Search the records for the string "this", and show each line where it appears.

── Input data ──

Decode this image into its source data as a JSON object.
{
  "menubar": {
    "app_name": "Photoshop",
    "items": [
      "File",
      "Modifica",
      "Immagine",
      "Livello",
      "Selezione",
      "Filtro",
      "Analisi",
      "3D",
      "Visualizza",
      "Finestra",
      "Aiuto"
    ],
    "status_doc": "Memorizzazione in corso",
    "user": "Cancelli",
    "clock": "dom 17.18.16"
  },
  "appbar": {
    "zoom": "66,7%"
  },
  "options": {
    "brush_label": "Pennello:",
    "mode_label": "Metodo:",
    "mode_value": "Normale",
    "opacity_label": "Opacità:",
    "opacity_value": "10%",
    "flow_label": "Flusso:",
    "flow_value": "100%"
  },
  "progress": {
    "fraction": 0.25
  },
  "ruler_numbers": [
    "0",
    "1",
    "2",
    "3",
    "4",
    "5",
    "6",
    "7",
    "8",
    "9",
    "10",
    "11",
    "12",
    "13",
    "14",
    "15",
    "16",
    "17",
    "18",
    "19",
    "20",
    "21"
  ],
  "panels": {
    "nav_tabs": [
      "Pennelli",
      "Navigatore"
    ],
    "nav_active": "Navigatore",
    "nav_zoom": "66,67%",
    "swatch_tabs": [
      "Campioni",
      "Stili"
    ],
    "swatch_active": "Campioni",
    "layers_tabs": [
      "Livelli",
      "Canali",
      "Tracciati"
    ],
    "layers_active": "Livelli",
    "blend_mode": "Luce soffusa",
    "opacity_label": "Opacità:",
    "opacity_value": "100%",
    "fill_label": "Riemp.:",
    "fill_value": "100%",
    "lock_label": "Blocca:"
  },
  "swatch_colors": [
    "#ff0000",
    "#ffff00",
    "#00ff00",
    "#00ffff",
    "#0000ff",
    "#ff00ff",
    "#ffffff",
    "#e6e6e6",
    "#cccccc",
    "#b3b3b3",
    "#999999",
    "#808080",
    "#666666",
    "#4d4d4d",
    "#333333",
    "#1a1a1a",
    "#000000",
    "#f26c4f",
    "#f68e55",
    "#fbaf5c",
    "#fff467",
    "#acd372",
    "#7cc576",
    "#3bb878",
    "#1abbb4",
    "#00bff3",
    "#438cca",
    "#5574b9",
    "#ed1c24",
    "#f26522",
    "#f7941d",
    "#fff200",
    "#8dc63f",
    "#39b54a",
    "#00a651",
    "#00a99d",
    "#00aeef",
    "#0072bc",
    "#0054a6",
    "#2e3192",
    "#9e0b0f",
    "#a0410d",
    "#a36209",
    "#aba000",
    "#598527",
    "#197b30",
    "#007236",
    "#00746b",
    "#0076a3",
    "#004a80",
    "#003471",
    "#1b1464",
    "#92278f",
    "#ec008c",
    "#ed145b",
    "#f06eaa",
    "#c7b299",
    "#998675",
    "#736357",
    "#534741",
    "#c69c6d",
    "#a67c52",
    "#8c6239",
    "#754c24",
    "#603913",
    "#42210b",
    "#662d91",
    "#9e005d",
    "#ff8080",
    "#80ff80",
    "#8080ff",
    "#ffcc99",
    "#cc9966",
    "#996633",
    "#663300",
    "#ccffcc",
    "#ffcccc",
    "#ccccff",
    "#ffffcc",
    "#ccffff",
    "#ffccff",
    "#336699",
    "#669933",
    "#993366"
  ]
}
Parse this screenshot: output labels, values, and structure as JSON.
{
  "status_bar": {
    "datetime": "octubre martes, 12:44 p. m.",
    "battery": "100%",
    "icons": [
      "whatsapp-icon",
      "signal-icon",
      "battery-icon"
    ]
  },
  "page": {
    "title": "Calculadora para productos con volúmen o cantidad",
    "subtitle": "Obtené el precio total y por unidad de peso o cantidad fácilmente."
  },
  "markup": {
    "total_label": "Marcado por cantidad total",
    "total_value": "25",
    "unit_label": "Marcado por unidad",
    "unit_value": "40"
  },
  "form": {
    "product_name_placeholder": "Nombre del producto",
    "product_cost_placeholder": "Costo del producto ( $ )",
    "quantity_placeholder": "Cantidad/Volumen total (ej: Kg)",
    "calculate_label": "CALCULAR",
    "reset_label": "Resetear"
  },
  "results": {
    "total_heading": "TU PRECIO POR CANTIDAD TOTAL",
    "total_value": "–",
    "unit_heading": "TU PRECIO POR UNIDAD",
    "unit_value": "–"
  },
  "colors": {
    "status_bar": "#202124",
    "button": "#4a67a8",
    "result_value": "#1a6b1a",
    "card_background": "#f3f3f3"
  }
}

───

**Response to the task**:
Decode this image into its source data as a JSON object.
Parse this screenshot: output labels, values, and structure as JSON.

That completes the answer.